***** DATA FOR ANALYSIS *****

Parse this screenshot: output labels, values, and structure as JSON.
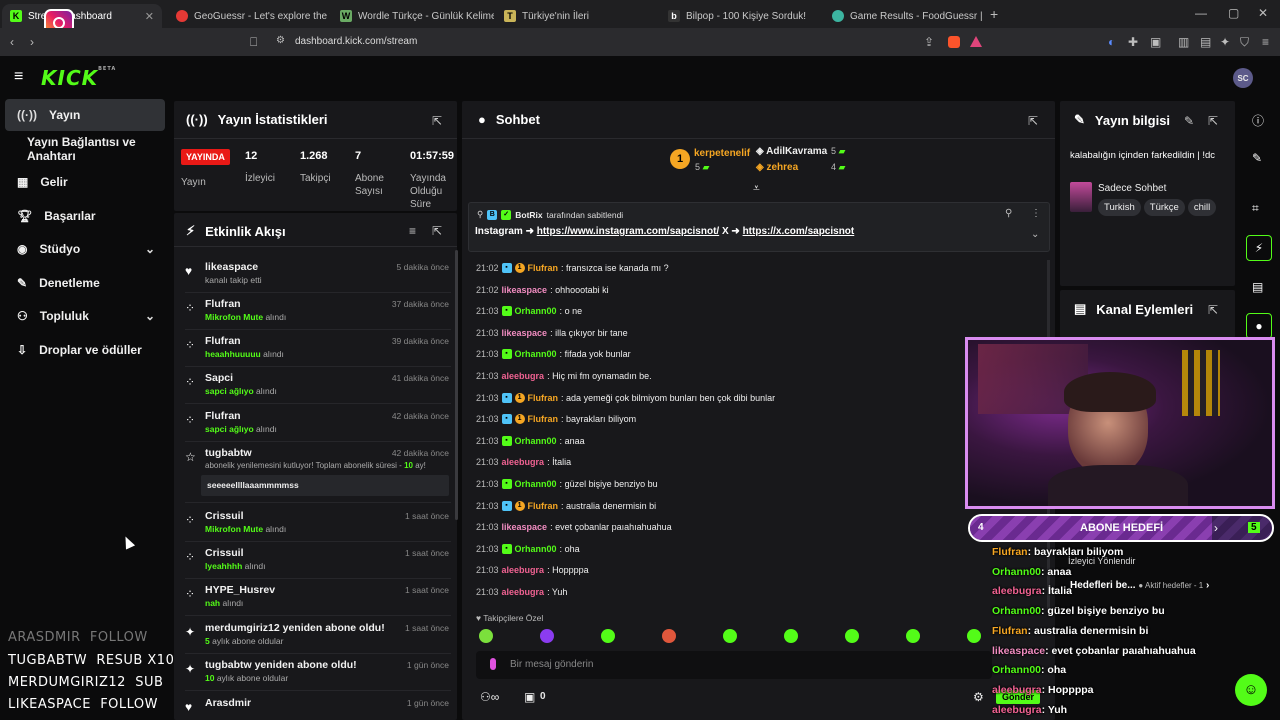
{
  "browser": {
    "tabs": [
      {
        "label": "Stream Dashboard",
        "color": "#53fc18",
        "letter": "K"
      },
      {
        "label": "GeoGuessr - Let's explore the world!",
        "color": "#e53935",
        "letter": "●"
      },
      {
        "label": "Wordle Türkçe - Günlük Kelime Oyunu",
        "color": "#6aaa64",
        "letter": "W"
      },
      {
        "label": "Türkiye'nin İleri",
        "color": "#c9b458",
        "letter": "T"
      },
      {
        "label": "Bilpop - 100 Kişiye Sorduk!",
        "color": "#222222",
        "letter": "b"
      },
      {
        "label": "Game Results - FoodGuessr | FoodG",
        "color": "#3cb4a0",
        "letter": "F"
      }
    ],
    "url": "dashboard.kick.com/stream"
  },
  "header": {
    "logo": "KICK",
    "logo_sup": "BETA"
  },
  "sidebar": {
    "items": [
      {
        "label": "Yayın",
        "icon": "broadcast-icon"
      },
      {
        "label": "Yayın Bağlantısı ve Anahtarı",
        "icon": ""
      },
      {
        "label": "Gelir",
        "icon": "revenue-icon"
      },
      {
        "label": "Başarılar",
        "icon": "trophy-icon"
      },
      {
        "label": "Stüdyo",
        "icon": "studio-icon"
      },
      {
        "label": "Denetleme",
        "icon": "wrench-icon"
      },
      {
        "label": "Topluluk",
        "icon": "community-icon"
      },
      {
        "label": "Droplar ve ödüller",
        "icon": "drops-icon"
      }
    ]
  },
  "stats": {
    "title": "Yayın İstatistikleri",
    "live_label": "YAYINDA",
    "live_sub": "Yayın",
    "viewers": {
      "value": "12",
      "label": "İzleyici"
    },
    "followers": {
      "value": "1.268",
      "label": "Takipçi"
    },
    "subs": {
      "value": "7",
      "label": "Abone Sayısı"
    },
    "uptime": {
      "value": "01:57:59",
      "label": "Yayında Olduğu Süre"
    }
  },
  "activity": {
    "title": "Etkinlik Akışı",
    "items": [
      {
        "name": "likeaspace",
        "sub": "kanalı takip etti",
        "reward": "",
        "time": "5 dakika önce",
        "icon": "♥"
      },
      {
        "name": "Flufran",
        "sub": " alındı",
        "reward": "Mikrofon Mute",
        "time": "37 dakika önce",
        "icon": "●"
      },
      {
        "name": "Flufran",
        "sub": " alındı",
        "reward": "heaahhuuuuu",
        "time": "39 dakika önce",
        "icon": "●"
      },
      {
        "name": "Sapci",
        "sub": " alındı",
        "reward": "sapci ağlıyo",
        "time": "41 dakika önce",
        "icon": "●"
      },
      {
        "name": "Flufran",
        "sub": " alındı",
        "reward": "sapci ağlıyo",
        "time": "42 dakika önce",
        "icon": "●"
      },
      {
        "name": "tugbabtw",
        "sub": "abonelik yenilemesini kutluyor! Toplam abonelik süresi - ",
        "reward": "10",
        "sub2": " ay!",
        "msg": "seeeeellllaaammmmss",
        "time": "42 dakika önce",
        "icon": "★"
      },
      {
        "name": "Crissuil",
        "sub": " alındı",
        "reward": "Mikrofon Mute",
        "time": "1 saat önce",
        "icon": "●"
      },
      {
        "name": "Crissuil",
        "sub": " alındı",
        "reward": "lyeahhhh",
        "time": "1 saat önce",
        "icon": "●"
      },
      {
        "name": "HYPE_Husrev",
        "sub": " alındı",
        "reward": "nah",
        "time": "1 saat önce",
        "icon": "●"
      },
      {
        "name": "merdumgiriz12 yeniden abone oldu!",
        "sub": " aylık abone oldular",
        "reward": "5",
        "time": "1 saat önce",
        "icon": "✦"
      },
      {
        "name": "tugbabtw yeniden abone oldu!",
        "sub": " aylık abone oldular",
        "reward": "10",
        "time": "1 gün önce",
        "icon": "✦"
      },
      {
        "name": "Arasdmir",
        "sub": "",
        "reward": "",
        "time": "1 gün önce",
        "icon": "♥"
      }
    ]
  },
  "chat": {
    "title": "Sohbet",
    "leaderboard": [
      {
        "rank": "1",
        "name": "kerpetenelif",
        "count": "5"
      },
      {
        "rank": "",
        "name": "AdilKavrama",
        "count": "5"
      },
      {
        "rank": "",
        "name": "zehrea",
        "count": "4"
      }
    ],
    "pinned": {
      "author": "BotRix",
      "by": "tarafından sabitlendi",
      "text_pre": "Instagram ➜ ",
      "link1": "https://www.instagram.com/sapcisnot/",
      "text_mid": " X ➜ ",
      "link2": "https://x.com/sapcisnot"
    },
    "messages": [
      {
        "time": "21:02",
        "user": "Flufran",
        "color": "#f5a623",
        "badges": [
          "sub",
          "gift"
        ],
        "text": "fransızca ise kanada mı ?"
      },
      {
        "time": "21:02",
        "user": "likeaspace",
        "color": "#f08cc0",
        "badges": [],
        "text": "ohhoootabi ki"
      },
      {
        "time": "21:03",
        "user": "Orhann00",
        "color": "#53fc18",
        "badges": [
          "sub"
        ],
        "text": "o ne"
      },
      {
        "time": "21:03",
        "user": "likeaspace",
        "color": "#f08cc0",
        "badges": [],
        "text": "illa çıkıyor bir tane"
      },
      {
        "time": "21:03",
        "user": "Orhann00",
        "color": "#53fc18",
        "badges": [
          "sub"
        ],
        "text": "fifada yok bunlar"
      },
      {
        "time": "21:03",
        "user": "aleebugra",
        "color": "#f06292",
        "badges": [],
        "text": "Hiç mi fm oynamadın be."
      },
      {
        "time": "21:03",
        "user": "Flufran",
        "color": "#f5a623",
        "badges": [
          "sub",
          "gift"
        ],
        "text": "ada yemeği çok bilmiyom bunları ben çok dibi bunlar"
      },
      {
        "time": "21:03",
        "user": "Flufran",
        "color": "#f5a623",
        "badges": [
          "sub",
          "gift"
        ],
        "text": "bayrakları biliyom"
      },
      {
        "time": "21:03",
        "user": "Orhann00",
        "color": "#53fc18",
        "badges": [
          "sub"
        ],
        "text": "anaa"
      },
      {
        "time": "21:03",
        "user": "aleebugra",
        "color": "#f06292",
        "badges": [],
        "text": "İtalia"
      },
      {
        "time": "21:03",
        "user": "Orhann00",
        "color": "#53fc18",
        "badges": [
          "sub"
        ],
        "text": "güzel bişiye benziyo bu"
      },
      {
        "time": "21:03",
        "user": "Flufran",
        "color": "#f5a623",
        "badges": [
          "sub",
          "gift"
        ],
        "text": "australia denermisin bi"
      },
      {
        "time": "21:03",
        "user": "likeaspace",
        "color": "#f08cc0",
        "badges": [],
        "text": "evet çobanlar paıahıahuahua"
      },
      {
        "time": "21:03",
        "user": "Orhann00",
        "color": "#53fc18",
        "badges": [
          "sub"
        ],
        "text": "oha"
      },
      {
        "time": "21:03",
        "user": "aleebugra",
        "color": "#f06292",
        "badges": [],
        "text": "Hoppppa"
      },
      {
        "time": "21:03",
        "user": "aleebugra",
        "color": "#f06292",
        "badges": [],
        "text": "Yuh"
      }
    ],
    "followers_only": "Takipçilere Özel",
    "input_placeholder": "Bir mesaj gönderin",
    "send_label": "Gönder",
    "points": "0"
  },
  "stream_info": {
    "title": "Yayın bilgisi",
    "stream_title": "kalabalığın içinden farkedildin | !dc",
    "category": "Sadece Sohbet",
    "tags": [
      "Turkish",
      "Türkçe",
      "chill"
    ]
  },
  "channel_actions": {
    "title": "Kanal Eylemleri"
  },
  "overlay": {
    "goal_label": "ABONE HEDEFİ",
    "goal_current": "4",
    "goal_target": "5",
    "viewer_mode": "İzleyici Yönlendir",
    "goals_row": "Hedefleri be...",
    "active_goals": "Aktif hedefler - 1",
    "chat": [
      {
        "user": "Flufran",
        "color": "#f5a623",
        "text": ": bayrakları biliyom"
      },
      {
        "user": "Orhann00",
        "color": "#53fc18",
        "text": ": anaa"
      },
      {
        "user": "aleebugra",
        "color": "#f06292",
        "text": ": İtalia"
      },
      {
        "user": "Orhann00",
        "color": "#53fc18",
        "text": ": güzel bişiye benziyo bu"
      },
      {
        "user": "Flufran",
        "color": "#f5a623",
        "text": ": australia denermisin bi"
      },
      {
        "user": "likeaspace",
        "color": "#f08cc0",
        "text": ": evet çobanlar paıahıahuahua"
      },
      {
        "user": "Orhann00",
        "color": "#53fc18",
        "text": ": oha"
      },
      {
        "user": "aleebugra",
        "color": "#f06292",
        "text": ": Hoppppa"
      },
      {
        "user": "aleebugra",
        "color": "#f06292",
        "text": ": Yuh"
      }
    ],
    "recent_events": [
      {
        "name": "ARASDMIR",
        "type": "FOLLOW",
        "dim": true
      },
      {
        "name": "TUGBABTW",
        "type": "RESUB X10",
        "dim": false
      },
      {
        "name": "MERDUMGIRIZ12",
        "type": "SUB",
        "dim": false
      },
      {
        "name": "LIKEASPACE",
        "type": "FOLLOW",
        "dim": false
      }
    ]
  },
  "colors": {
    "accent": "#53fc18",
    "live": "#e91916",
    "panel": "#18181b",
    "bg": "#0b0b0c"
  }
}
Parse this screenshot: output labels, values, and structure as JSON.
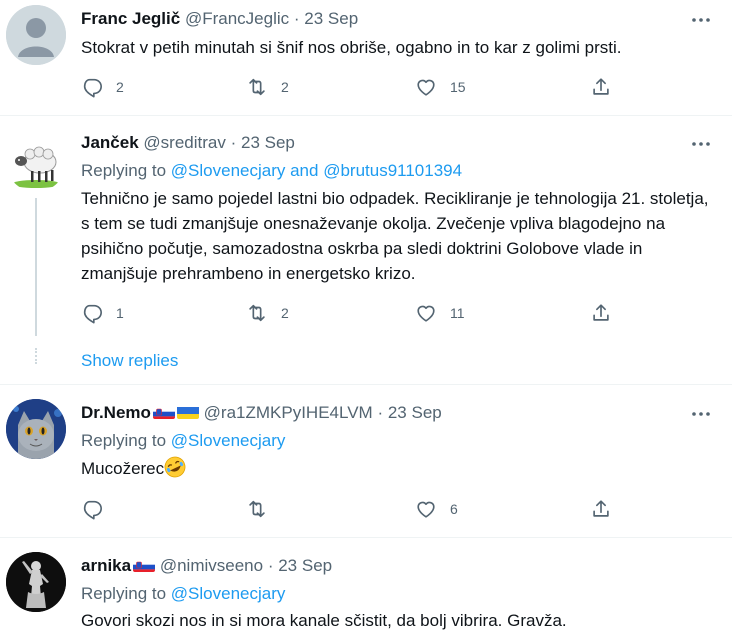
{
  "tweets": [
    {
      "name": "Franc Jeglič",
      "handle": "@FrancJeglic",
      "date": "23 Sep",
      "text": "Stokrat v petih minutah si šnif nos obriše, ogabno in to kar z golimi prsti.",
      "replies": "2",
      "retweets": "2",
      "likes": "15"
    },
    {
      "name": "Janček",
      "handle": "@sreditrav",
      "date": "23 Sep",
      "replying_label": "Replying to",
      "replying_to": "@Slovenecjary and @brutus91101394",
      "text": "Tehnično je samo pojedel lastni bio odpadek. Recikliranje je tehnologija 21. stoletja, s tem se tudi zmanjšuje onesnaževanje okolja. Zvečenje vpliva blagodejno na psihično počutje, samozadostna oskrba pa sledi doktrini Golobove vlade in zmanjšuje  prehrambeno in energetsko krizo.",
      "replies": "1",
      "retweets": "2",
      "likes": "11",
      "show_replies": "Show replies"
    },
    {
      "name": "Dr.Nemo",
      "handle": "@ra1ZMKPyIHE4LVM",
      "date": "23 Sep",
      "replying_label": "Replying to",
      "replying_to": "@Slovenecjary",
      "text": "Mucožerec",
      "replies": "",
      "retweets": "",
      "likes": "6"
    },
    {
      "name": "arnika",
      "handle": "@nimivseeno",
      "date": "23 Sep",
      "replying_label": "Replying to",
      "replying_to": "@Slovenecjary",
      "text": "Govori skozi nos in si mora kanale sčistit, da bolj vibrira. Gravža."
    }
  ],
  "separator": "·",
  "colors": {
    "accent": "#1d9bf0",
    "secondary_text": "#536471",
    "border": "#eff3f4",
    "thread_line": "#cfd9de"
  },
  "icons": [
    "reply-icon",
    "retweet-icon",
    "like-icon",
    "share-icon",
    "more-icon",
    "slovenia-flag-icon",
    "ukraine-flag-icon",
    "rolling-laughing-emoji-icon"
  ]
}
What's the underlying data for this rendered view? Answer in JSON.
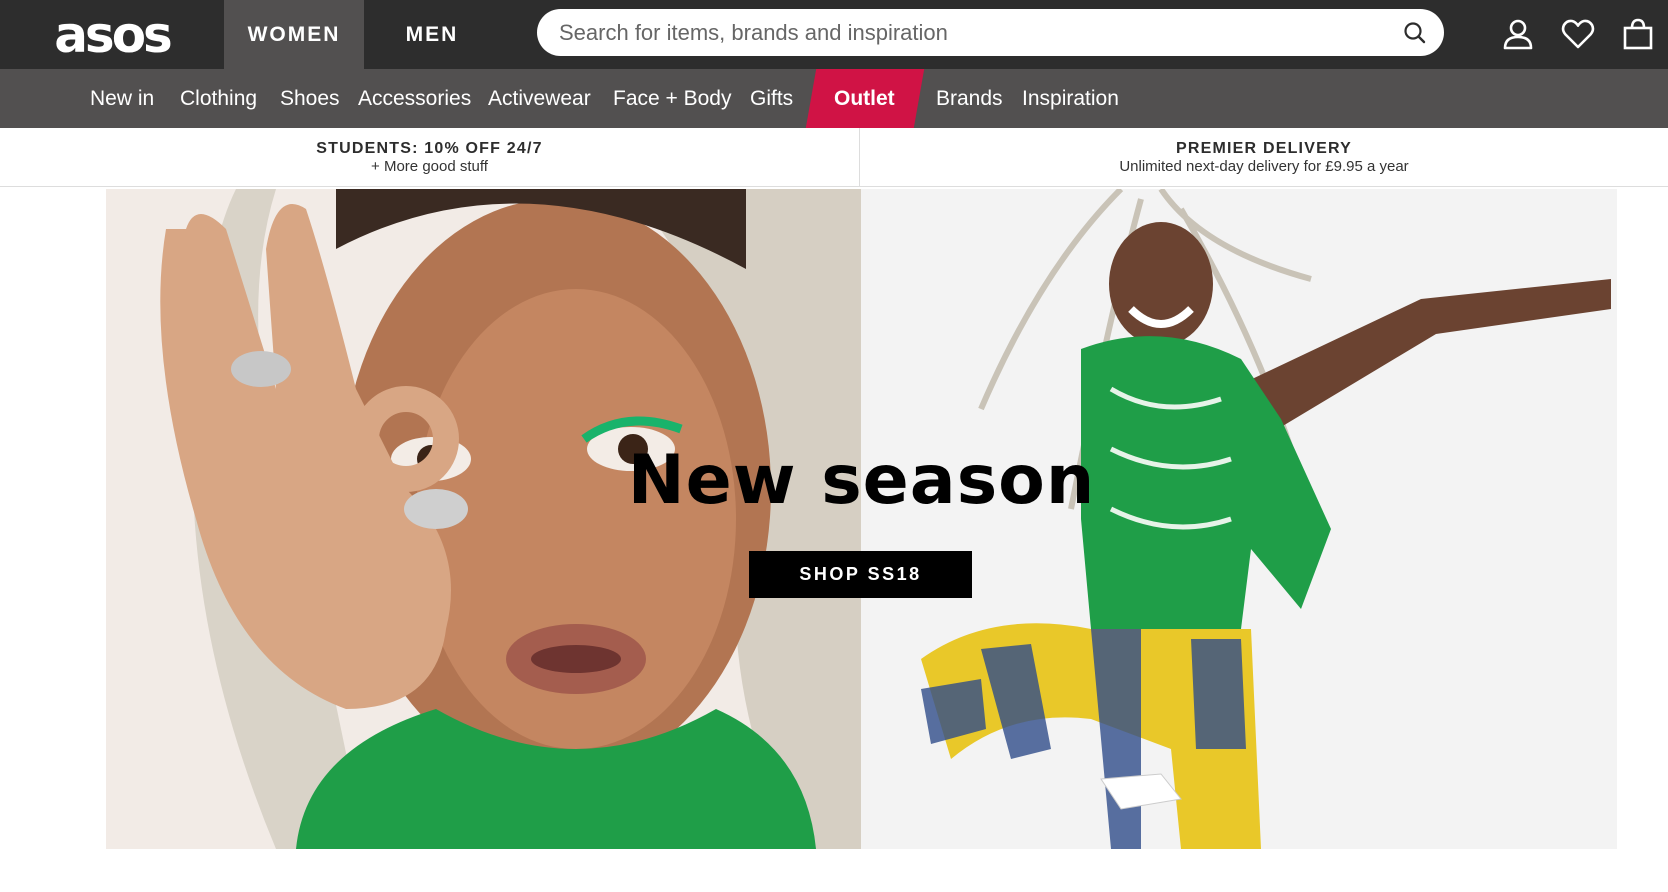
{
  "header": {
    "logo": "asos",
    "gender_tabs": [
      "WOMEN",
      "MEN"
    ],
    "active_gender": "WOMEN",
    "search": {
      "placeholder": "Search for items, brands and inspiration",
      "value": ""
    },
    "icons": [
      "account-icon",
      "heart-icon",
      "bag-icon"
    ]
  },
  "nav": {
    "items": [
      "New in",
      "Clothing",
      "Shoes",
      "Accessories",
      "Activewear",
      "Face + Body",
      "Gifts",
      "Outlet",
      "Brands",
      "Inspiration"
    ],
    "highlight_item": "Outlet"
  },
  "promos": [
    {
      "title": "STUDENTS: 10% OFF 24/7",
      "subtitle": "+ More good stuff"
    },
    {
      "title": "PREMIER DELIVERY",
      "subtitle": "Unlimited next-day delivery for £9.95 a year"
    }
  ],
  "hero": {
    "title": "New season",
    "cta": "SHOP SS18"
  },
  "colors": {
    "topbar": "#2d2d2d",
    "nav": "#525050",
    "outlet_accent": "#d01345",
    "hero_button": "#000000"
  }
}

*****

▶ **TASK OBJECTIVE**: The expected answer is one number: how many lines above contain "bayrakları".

▶ **REPLY**: 2